__Work instructions__
From the data that follows, copy every line holding the string "JSON".
Segment Open
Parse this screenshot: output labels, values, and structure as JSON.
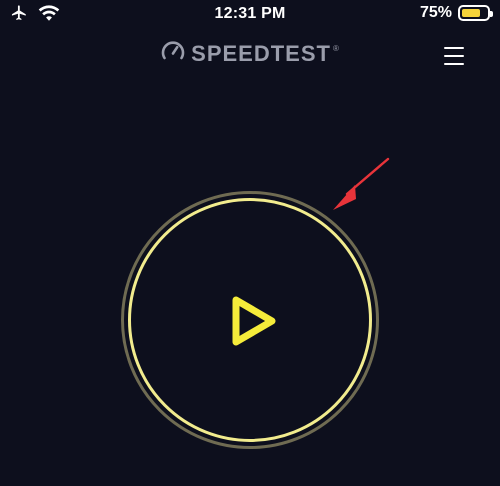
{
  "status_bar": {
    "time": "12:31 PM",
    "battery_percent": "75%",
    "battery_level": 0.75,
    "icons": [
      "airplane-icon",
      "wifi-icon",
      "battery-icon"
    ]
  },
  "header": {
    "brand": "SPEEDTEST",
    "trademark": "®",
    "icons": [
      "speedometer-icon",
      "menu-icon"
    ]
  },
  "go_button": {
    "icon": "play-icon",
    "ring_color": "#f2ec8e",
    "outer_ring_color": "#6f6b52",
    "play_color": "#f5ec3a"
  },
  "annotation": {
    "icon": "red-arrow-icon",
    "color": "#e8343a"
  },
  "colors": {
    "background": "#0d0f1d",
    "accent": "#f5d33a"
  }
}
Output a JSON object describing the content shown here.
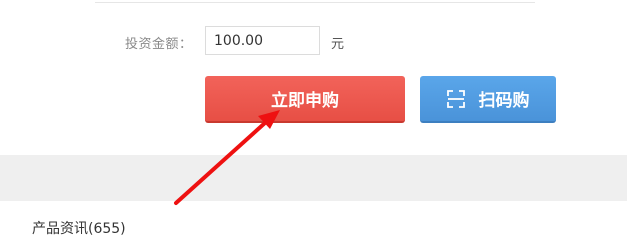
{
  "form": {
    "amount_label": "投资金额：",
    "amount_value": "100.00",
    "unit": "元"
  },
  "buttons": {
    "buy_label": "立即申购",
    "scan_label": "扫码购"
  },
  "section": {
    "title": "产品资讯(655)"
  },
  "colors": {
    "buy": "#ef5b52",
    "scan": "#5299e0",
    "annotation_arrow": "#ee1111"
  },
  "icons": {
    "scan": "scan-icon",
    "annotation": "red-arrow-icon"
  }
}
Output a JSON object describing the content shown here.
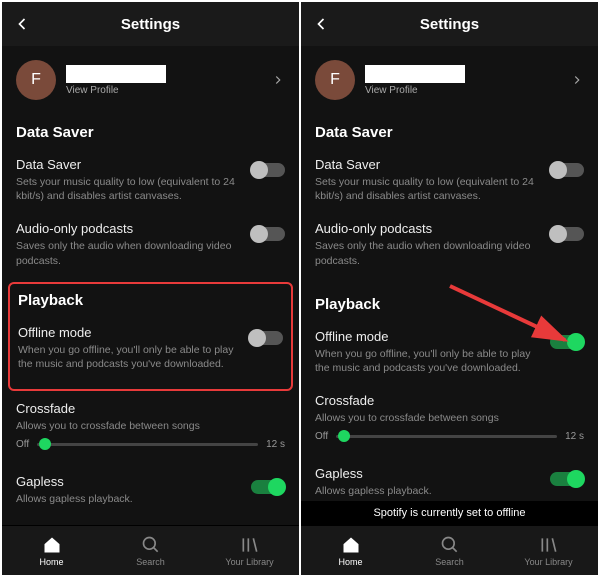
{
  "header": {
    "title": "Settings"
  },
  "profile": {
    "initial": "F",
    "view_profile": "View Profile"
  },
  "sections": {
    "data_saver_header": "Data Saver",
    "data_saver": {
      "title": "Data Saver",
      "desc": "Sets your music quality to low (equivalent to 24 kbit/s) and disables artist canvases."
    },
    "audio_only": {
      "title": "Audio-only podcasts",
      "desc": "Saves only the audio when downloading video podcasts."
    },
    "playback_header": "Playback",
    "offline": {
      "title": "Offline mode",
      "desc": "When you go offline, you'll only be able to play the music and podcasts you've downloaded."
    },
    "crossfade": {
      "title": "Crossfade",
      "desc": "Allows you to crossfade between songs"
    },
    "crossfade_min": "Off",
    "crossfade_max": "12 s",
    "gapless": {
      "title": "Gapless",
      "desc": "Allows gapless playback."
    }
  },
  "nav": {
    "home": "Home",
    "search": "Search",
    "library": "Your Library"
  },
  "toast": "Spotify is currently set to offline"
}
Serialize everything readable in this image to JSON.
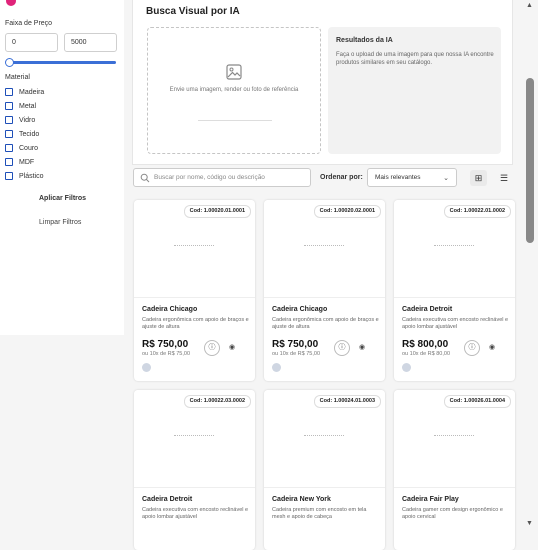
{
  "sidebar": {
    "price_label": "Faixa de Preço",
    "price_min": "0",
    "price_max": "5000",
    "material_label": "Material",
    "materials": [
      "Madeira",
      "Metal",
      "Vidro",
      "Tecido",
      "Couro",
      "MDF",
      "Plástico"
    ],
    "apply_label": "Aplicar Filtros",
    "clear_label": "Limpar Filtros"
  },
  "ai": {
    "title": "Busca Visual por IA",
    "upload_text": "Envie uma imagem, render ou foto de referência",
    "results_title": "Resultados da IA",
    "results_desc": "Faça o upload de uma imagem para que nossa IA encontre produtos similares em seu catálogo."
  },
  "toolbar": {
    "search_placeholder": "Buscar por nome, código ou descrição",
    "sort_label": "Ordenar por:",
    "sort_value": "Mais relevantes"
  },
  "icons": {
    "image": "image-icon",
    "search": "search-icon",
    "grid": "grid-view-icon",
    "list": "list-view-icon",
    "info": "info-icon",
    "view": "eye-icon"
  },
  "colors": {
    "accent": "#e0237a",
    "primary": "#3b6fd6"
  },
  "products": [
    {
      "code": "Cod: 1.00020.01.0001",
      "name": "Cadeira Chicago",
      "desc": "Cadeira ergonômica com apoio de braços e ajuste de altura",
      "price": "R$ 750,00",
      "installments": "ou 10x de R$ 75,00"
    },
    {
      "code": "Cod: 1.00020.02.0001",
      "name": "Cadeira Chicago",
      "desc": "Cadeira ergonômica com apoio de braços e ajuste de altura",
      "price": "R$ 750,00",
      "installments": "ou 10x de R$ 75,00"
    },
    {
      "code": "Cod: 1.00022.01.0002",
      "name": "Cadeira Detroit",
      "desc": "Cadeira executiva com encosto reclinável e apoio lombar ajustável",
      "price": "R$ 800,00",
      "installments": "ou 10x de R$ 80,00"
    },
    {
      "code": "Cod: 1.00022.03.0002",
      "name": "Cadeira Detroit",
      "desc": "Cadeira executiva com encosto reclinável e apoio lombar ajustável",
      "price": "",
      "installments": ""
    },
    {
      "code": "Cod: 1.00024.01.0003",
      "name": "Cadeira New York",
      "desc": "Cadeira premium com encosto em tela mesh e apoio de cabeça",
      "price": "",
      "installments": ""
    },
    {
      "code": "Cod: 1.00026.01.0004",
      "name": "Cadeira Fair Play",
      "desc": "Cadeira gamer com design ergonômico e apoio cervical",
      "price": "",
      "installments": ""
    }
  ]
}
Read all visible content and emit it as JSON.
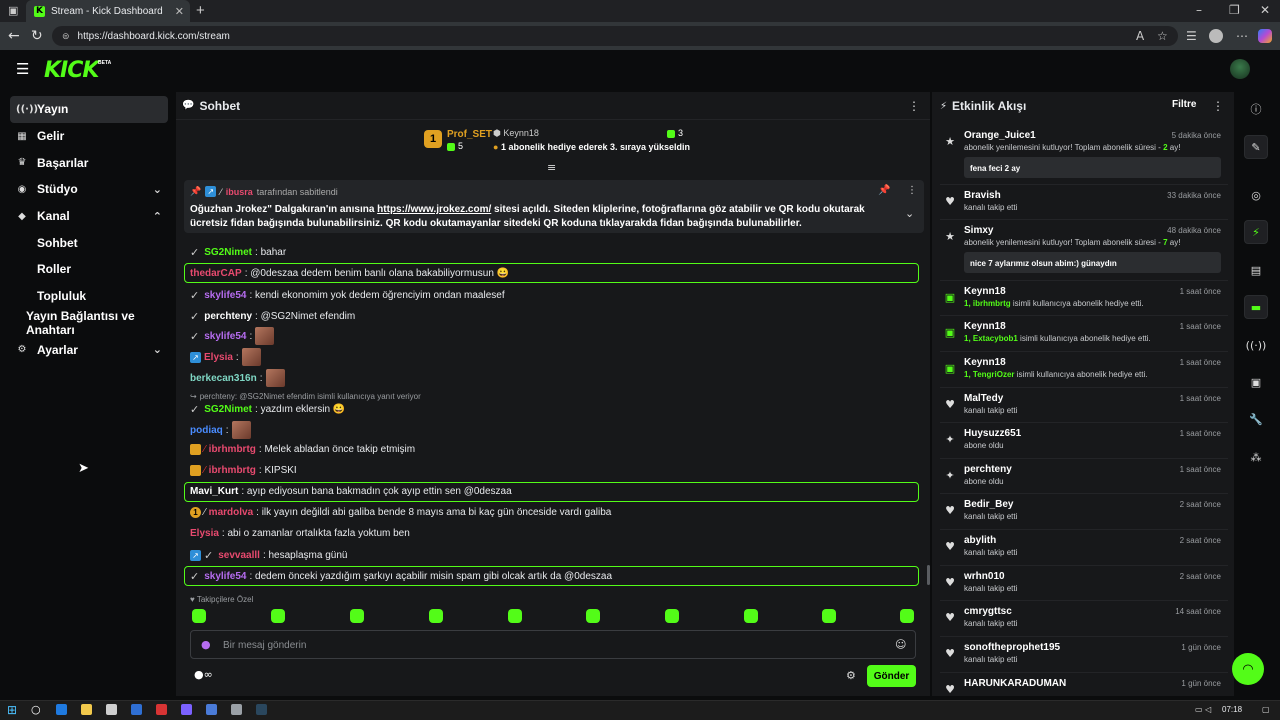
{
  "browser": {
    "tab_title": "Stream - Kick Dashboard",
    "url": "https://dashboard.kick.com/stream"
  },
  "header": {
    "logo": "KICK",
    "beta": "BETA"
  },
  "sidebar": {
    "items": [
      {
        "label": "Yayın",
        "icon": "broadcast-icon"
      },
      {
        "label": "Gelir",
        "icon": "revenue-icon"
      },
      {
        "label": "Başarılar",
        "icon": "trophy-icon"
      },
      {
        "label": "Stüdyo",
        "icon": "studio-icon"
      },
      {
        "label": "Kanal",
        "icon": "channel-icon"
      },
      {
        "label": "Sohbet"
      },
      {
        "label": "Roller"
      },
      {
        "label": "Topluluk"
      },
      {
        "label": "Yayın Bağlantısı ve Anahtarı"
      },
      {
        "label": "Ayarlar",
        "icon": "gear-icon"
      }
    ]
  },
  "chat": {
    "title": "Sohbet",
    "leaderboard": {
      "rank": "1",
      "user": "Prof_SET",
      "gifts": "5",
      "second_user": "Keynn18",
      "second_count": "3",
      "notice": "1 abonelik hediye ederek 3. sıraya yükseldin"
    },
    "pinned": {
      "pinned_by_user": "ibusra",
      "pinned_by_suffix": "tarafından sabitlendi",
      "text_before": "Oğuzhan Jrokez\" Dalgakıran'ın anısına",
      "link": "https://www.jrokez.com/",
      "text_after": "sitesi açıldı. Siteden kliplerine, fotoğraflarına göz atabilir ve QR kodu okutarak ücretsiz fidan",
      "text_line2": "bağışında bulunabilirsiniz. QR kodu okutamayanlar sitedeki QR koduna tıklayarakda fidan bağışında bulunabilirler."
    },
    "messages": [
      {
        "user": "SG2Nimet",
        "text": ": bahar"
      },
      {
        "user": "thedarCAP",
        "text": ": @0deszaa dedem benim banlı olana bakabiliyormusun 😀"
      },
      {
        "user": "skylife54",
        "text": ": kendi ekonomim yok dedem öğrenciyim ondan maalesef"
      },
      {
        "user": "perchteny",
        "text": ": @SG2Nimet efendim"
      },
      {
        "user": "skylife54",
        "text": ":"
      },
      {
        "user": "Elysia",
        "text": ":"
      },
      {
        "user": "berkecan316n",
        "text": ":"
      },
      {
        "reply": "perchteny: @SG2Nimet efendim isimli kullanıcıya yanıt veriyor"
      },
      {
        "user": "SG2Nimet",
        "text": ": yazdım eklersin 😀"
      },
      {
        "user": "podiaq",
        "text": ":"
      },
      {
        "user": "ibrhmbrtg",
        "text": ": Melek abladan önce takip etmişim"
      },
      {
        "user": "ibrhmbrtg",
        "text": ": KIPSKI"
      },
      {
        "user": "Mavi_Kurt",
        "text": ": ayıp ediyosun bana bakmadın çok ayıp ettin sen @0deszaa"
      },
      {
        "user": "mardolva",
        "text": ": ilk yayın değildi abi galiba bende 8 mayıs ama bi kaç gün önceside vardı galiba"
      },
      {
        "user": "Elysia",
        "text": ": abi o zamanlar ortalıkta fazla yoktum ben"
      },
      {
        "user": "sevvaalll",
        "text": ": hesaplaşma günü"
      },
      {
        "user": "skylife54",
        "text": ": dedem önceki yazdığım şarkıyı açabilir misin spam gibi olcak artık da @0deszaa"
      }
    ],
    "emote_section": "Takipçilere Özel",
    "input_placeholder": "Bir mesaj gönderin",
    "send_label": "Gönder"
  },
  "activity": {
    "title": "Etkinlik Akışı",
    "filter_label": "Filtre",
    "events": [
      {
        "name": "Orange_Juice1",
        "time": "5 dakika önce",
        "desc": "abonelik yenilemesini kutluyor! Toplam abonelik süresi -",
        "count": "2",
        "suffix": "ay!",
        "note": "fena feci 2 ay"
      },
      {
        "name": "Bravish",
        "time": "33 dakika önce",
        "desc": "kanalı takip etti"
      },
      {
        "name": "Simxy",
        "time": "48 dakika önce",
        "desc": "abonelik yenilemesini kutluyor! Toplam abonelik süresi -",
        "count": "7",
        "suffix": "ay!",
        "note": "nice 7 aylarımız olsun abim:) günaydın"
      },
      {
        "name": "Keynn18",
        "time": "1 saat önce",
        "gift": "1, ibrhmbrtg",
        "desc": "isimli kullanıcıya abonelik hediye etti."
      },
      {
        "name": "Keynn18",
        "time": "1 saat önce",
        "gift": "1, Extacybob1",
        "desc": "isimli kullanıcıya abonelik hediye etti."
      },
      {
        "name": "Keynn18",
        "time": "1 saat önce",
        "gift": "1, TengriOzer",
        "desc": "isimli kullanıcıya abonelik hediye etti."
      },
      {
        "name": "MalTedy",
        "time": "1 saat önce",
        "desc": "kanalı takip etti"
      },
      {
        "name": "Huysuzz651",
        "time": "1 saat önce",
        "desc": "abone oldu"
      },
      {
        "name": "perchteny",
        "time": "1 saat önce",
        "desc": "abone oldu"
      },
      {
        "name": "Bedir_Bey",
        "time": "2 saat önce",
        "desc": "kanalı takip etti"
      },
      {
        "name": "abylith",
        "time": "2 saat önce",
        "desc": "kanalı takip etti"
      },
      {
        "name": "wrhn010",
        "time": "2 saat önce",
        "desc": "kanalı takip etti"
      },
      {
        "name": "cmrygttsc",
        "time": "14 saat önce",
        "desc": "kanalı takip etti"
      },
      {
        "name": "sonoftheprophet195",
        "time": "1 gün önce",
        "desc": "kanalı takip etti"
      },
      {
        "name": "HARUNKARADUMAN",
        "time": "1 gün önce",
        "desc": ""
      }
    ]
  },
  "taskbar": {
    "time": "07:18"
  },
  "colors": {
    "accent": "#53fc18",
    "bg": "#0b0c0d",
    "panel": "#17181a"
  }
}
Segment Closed
__Finished exercise__
Parse this screenshot: output labels, values, and structure as JSON.
Output a JSON object describing the content shown here.
Output a JSON object describing the content shown here.
Serialize everything readable in this image to JSON.
Read all visible content and emit it as JSON.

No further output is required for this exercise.